Thanks, Socialism! The nation that Bernie Sanders once called the ‘real’ American dream in 2011vnow on the brink of complete collapse.
At least 38 countries have recognized Venezuela’s Constitutional removal of Maduro from power, to be replaced by interim leader Guaido — with Maduro getting ongoing support from countries like Russia, Iran, China, Cuba, Turkey — and of course, the NeverTrump Democrats.
Like every good dictator, when things go wrong, it’s never the fault of his government or his policies. He’s got someone to blame.
Maduro, without offering evidence, blamed the outage that started Thursday afternoon on the United States, calling it an “electricity war.” The blackout appears to have stemmed from a failure at the main hydroelectric plant in Venezuela, which has suffered from years of underinvestment. Guaidó claimed the outage knocked out power in 22 of the country’s 23 states.
Now that the electrical system has collapsed and Caracas has been without power for 5 days now, Maduro is doing what everyone else always does — blaming Trump.
His dumpster fire of a political system is not to blame. Oh, no. It was a cyber-attack from the Great Satan that took him down.
Photo evidence points to a different probable cause… from the city that can’t even deliver clean water.
#UPdate: The transformer that exploded and has caught on fire in #Caracas that is located next to the #Parque Humboldt shopping centre, shows that the electrical grid in #Venezuela is poorly maintained… #SinLuz pic.twitter.com/D8PDarRWxQ
— Sotiri Dimpinoudis (@sotiridi) March 11, 2019
Furious Venezuelans lined up to buy water and fuel on Sunday as the country endured a fourth day of a nationwide blackout that has left already-scarce food rotting in shops, homes suffering for lack of water and cell phones without reception.
Authorities have managed to provide only patchy access to power since the outage began on Thursday in what President Nicolas Maduro called an act of U.S.-backed sabotage, but critics insist it is the result of incompetence and corruption.
The government on Sunday suspended school and business activities for the following day without providing any information on a likely time frame for resolving the situation, leaving many fretting that it could extend indefinitely.
The country’s worst-ever power outage comes as Maduro faces a hyperinflationary economic collapse and an unprecedented political crisis. Opposition leader Juan Guaido in January invoked the constitution to assume the presidency after declaring Maduro’s 2018 re-election a fraud.
Blackout in Caracas and the across much of the rest of Venezuela tonight. pic.twitter.com/vnuzZWWN33
— Patrick Oppmann CNN (@CNN_Oppmann) March 7, 2019

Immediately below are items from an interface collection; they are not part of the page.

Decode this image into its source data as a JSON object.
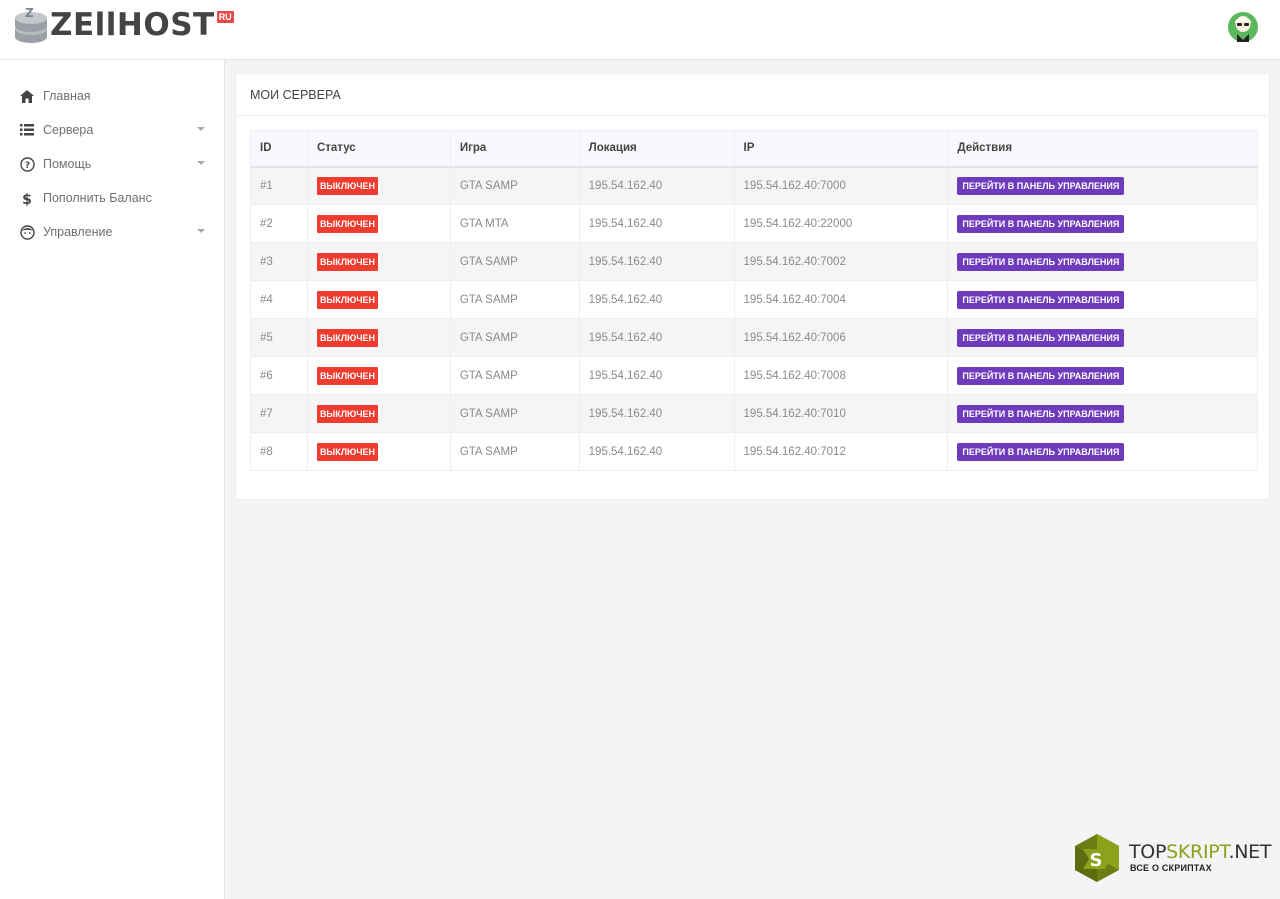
{
  "brand": {
    "name": "ZEllHOST",
    "tld": "RU"
  },
  "sidebar": {
    "items": [
      {
        "label": "Главная",
        "icon": "home-icon",
        "has_caret": false
      },
      {
        "label": "Сервера",
        "icon": "server-list-icon",
        "has_caret": true
      },
      {
        "label": "Помощь",
        "icon": "help-icon",
        "has_caret": true
      },
      {
        "label": "Пополнить Баланс",
        "icon": "dollar-icon",
        "has_caret": false
      },
      {
        "label": "Управление",
        "icon": "user-face-icon",
        "has_caret": true
      }
    ]
  },
  "panel": {
    "title": "МОИ СЕРВЕРА"
  },
  "table": {
    "headers": [
      "ID",
      "Статус",
      "Игра",
      "Локация",
      "IP",
      "Действия"
    ],
    "rows": [
      {
        "id": "#1",
        "status": "ВЫКЛЮЧЕН",
        "game": "GTA SAMP",
        "location": "195.54.162.40",
        "ip": "195.54.162.40:7000",
        "action": "ПЕРЕЙТИ В ПАНЕЛЬ УПРАВЛЕНИЯ"
      },
      {
        "id": "#2",
        "status": "ВЫКЛЮЧЕН",
        "game": "GTA MTA",
        "location": "195.54.162.40",
        "ip": "195.54.162.40:22000",
        "action": "ПЕРЕЙТИ В ПАНЕЛЬ УПРАВЛЕНИЯ"
      },
      {
        "id": "#3",
        "status": "ВЫКЛЮЧЕН",
        "game": "GTA SAMP",
        "location": "195.54.162.40",
        "ip": "195.54.162.40:7002",
        "action": "ПЕРЕЙТИ В ПАНЕЛЬ УПРАВЛЕНИЯ"
      },
      {
        "id": "#4",
        "status": "ВЫКЛЮЧЕН",
        "game": "GTA SAMP",
        "location": "195.54.162.40",
        "ip": "195.54.162.40:7004",
        "action": "ПЕРЕЙТИ В ПАНЕЛЬ УПРАВЛЕНИЯ"
      },
      {
        "id": "#5",
        "status": "ВЫКЛЮЧЕН",
        "game": "GTA SAMP",
        "location": "195.54.162.40",
        "ip": "195.54.162.40:7006",
        "action": "ПЕРЕЙТИ В ПАНЕЛЬ УПРАВЛЕНИЯ"
      },
      {
        "id": "#6",
        "status": "ВЫКЛЮЧЕН",
        "game": "GTA SAMP",
        "location": "195.54.162.40",
        "ip": "195.54.162.40:7008",
        "action": "ПЕРЕЙТИ В ПАНЕЛЬ УПРАВЛЕНИЯ"
      },
      {
        "id": "#7",
        "status": "ВЫКЛЮЧЕН",
        "game": "GTA SAMP",
        "location": "195.54.162.40",
        "ip": "195.54.162.40:7010",
        "action": "ПЕРЕЙТИ В ПАНЕЛЬ УПРАВЛЕНИЯ"
      },
      {
        "id": "#8",
        "status": "ВЫКЛЮЧЕН",
        "game": "GTA SAMP",
        "location": "195.54.162.40",
        "ip": "195.54.162.40:7012",
        "action": "ПЕРЕЙТИ В ПАНЕЛЬ УПРАВЛЕНИЯ"
      }
    ]
  },
  "watermark": {
    "letter": "S",
    "name_part1": "TOP",
    "name_part2": "SKRIPT",
    "name_part3": ".NET",
    "subtitle": "ВСЕ О СКРИПТАХ"
  },
  "colors": {
    "status_off": "#f03c2e",
    "action_button": "#6f3bbd",
    "brand_ru": "#e94b4b",
    "watermark_green": "#8aa31a"
  }
}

Internet access is down, too; which means most of them couldn’t even see his tweet blaming Trump for all his troubles.
— NetBlocks (@netblocks) March 11, 2019
The citizens have had enough.
Angry citizens backing opposition leader Juan Guaido have joined a series of street demonstrations in at least 60 working-class neighbourhoods in capital Caracas and other regions in recent weeks.
And commentators believe members of the poorest sections of Venezuelan society are set to team up with the opposition’s traditional upper-class base in today’s marches, reports The Guardian.
“These protests are remarkable. The fact that people are coming out to protest across class lines reveals one thing: just how widespread the level of utter disgust with Maduro is in Venezuela today,” said Geoff Ramsey, assistant director for Venezuela at the Washington Office on Latin America.
Source: The Week
Meanwhile, in America…
Sixteen Democratic lawmakers, among them rising star Alexandria Ocasio-Cortez, on Thursday sent a joint letter to Secretary of State Mike Pompeo criticising what they described as “counterproductive” US strategy on crisis-hit Venezuela.
“We write to express our deep concern regarding the Trump Administration’s handling of relations with Venezuela, particularly its suggestions of military intervention, imposition of broad unilateral sanctions, and recent recognition of an opposition leader as interim president,” the legislators wrote. [Emphasis added]